• BRIEF
When you answer, restate the entries below without altering anything.

(Excerpts from an interface dataset)
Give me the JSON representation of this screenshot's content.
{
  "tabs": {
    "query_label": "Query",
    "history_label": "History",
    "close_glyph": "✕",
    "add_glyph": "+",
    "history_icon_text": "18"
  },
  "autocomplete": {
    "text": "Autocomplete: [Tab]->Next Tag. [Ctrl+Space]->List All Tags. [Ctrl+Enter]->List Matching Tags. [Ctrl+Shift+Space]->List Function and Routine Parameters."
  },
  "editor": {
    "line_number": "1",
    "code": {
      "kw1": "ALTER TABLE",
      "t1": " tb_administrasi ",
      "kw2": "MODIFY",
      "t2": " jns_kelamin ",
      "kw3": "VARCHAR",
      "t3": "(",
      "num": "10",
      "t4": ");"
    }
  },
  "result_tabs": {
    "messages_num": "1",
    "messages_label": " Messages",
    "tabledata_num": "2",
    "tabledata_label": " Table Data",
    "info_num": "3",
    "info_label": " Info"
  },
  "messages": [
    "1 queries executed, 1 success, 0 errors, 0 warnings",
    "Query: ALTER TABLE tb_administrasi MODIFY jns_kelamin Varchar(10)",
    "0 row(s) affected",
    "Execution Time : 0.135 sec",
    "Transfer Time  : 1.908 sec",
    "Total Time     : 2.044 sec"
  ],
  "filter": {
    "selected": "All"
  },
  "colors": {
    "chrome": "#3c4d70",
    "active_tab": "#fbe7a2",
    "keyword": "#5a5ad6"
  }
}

• EXPECTED ANSWER
Give me the JSON representation of this screenshot's content.
{
  "tabs": {
    "query_label": "Query",
    "history_label": "History",
    "close_glyph": "✕",
    "add_glyph": "+",
    "history_icon_text": "18"
  },
  "autocomplete": {
    "text": "Autocomplete: [Tab]->Next Tag. [Ctrl+Space]->List All Tags. [Ctrl+Enter]->List Matching Tags. [Ctrl+Shift+Space]->List Function and Routine Parameters."
  },
  "editor": {
    "line_number": "1",
    "code": {
      "kw1": "ALTER TABLE",
      "t1": " tb_administrasi ",
      "kw2": "MODIFY",
      "t2": " jns_kelamin ",
      "kw3": "VARCHAR",
      "t3": "(",
      "num": "10",
      "t4": ");"
    }
  },
  "result_tabs": {
    "messages_num": "1",
    "messages_label": " Messages",
    "tabledata_num": "2",
    "tabledata_label": " Table Data",
    "info_num": "3",
    "info_label": " Info"
  },
  "messages": [
    "1 queries executed, 1 success, 0 errors, 0 warnings",
    "Query: ALTER TABLE tb_administrasi MODIFY jns_kelamin Varchar(10)",
    "0 row(s) affected",
    "Execution Time : 0.135 sec",
    "Transfer Time  : 1.908 sec",
    "Total Time     : 2.044 sec"
  ],
  "filter": {
    "selected": "All"
  },
  "colors": {
    "chrome": "#3c4d70",
    "active_tab": "#fbe7a2",
    "keyword": "#5a5ad6"
  }
}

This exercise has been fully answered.